The 'battery drain' you refer to is, I will bet money, associated with a cycle of sudden bursts of CPU activity on your iPhone which indicates that the phone has entered a loop of spurious activity. If you have System Activity Monitor, you'll be able to pull up a CPU meter and see this activity. The CPU spiking eventually leads to the phone getting warm to the touch, and will continue until either you stop it, reset the phone, or the battery runs out, and it will be identifiable by the 'sudden excessive' draining of the battery. 'Stopping it' is dependent upon actually being able to identify the root of the problem and controlling or fixing the issue, which is what we're all trying to do. Resetting the iPhone works every time, but for how long is another issue... I've seen the problem recur consistently between 2-4 minutes after the restart of the iPhone. You'll usually find that switching wifi off on the iPhone will cure the CPU bursting problem, but actually it only masks the issue, and the 'bursts' of CPU activity appear to be associated with network activity which simply switches from WIFI network to the 2G/3G data networks when wifi is turned off, which in some cases will drain your battery even faster, even though the CPU usage has dropped a great deal.
We need to establish some points of commonality...

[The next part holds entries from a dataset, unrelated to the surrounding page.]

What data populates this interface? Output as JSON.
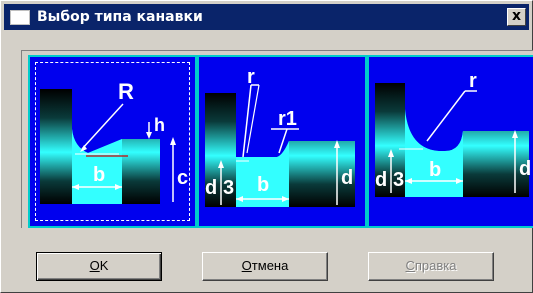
{
  "window": {
    "title": "Выбор типа канавки",
    "close_glyph": "x"
  },
  "options": [
    {
      "labels": {
        "radius": "R",
        "height": "h",
        "width": "b",
        "depth": "c"
      },
      "selected": true
    },
    {
      "labels": {
        "radius": "r",
        "radius2": "r1",
        "width": "b",
        "depth1": "d",
        "digit": "3",
        "depth2": "d"
      }
    },
    {
      "labels": {
        "radius": "r",
        "width": "b",
        "depth1": "d",
        "digit": "3",
        "depth2": "d"
      }
    }
  ],
  "buttons": {
    "ok": {
      "accel": "O",
      "rest": "K"
    },
    "cancel": {
      "accel": "О",
      "rest": "тмена"
    },
    "help": {
      "accel": "С",
      "rest": "правка"
    }
  },
  "colors": {
    "titlebar": "#0a246a",
    "option_bg": "#0000ee",
    "groove_fill": "#33ffff",
    "selection_border": "#00cccc"
  }
}
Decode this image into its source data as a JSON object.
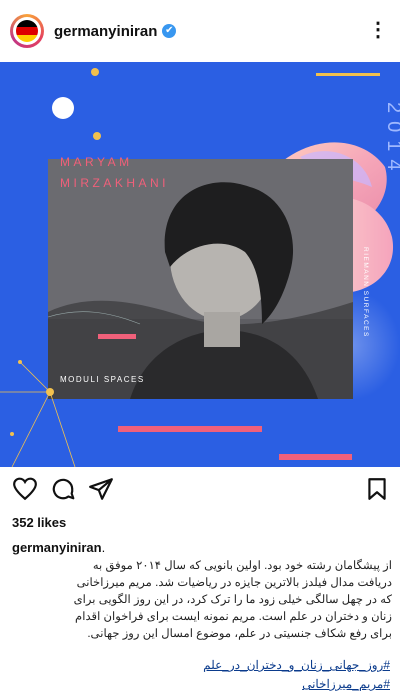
{
  "post": {
    "username": "germanyiniran",
    "verified_glyph": "✔",
    "more_glyph": "⋮",
    "image": {
      "title_line1": "MARYAM",
      "title_line2": "MIRZAKHANI",
      "year_text": "2014",
      "vertical_label": "RIEMANN SURFACES",
      "bottom_label": "MODULI SPACES"
    },
    "likes": "352 likes",
    "author_line": "germanyiniran",
    "author_dot": ".",
    "caption_lines": [
      "از پیشگامان رشته خود بود. اولین بانویی که سال ۲۰۱۴ موفق به",
      "دریافت مدال فیلدز بالاترین جایزه در ریاضیات شد. مریم میرزاخانی",
      "که در چهل سالگی خیلی زود ما را ترک کرد، در این روز الگویی برای",
      "زنان و دختران در علم است. مریم نمونه ایست برای فراخوان اقدام",
      "برای رفع شکاف جنسیتی در علم، موضوع امسال  این روز جهانی."
    ],
    "hashtags": [
      "#روز_جهانی_زنان_و_دختران_در_علم",
      "#مریم_میرزاخانی"
    ]
  },
  "colors": {
    "poster_blue": "#2b5fe3",
    "accent_pink": "#f0607a",
    "accent_yellow": "#f2c14e",
    "verified_blue": "#3897f0"
  },
  "icons": {
    "like": "heart-icon",
    "comment": "comment-icon",
    "share": "send-icon",
    "save": "bookmark-icon"
  }
}
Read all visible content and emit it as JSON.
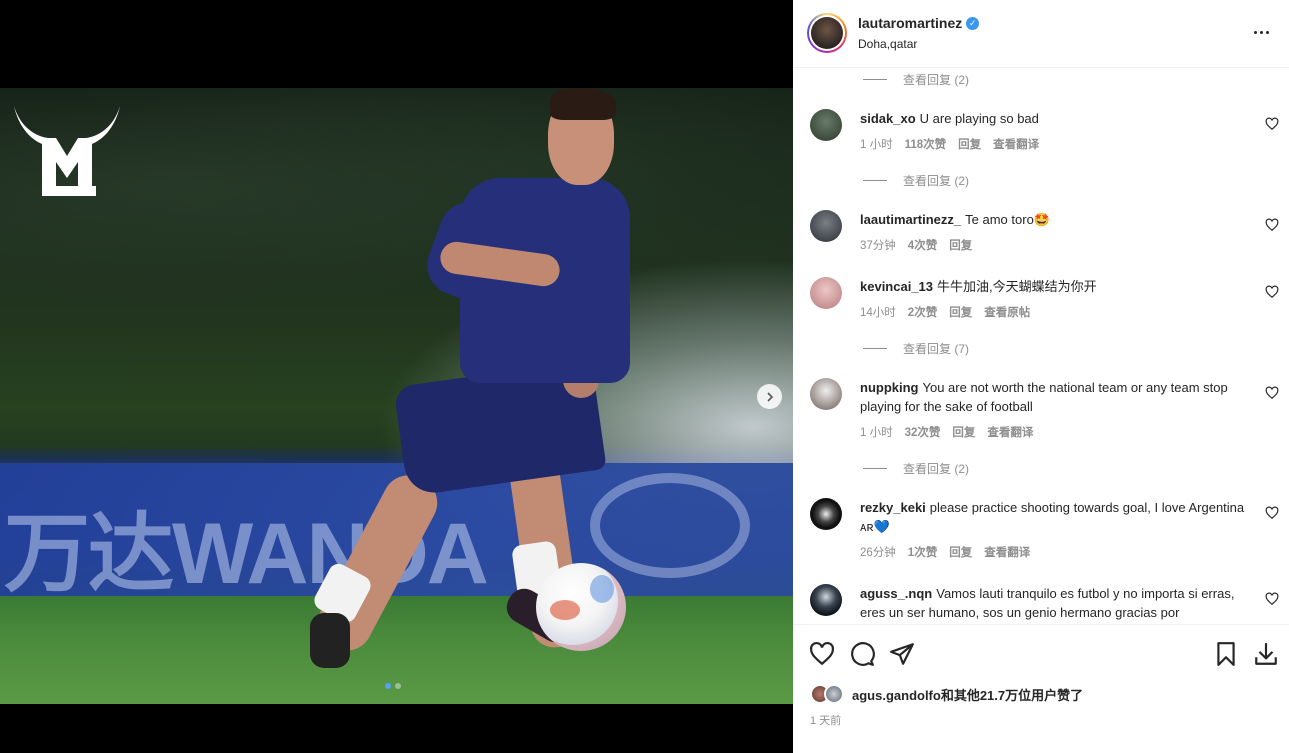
{
  "post": {
    "author": "lautaromartinez",
    "location": "Doha,qatar",
    "time_ago": "1 天前",
    "likes_text": "agus.gandolfo和其他21.7万位用户赞了",
    "carousel": {
      "count": 2,
      "active": 1
    }
  },
  "comments_top_view_replies": "查看回复 (2)",
  "comments": [
    {
      "user": "sidak_xo",
      "text": "U are playing so bad",
      "time": "1 小时",
      "likes": "118次赞",
      "reply": "回复",
      "extra": "查看翻译",
      "view_replies": "查看回复 (2)",
      "avatar_color": "#3a4a3a"
    },
    {
      "user": "laautimartinezz_",
      "text": "Te amo toro🤩",
      "time": "37分钟",
      "likes": "4次赞",
      "reply": "回复",
      "extra": "",
      "view_replies": "",
      "avatar_color": "#4a4e55"
    },
    {
      "user": "kevincai_13",
      "text": "牛牛加油,今天蝴蝶结为你开",
      "time": "14小时",
      "likes": "2次赞",
      "reply": "回复",
      "extra": "查看原帖",
      "view_replies": "查看回复 (7)",
      "avatar_color": "#d9a8a8"
    },
    {
      "user": "nuppking",
      "text": "You are not worth the national team or any team stop playing for the sake of football",
      "time": "1 小时",
      "likes": "32次赞",
      "reply": "回复",
      "extra": "查看翻译",
      "view_replies": "查看回复 (2)",
      "avatar_color": "#7a6a62"
    },
    {
      "user": "rezky_keki",
      "text": "please practice shooting towards goal, I love Argentina ᴀʀ💙",
      "time": "26分钟",
      "likes": "1次赞",
      "reply": "回复",
      "extra": "查看翻译",
      "view_replies": "",
      "avatar_color": "#111111"
    },
    {
      "user": "aguss_.nqn",
      "text": "Vamos lauti tranquilo es futbol y no importa si erras, eres un ser humano, sos un genio hermano gracias por",
      "time": "",
      "likes": "",
      "reply": "",
      "extra": "",
      "view_replies": "",
      "avatar_color": "#1f2a33"
    }
  ],
  "icons": {
    "like": "heart-icon",
    "comment": "comment-icon",
    "share": "send-icon",
    "save": "bookmark-icon",
    "download": "download-icon",
    "more": "more-icon",
    "next": "chevron-right-icon"
  },
  "colors": {
    "verified": "#3897f0",
    "secondary_text": "#8e8e8e",
    "carousel_active": "#5aa0ff"
  }
}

Are you using wifi with the iPhone, presumably running a wireless router/wireless network at home?
Do you see the CPU usage bursting to 100% (excessive) continually while you see this 'battery drain' (you'll need System Activity Monitor for this bit)
Does the CPU usage drop dramatically when you switch off wifi?
Are you using the Calendar application?
Do you use Calendar to synchronise calendar/contact data with some kind of server somewhere?
If so, which platform are you synchronising with? Exchange? Gmail? MobileMe? etc. etc.
If you use the Calendar application, do you notice that in the top of the screen, next to the wifi signal icon, there is a spinny 'loading' reminder type icon, and do you see it light up about 4-6 seconds after you open Calendar with wifi connected? Does the disc spin once and go away, or spin and then keep reappearing and spinning again like it is stuck in a loop? If you see this, then switch to system activity monitor and check the CPU usage. You'll probably find that the CPU usage is spiking again. It does appear that Calendar, particularly in a synchronisation scenario, may be the trigger. If you don't use Calendar at all, we need to know, because it means we're looking for a trigger elsewhere or as well as Calendar. Calendar issues may, after all, just be a symptom. It could be a wifi issue with the iPhone.
If we can start to compile some solid answers to these issues and compare notes/incident characteristics, maybe we can lead Apple by the hand to a serious solution.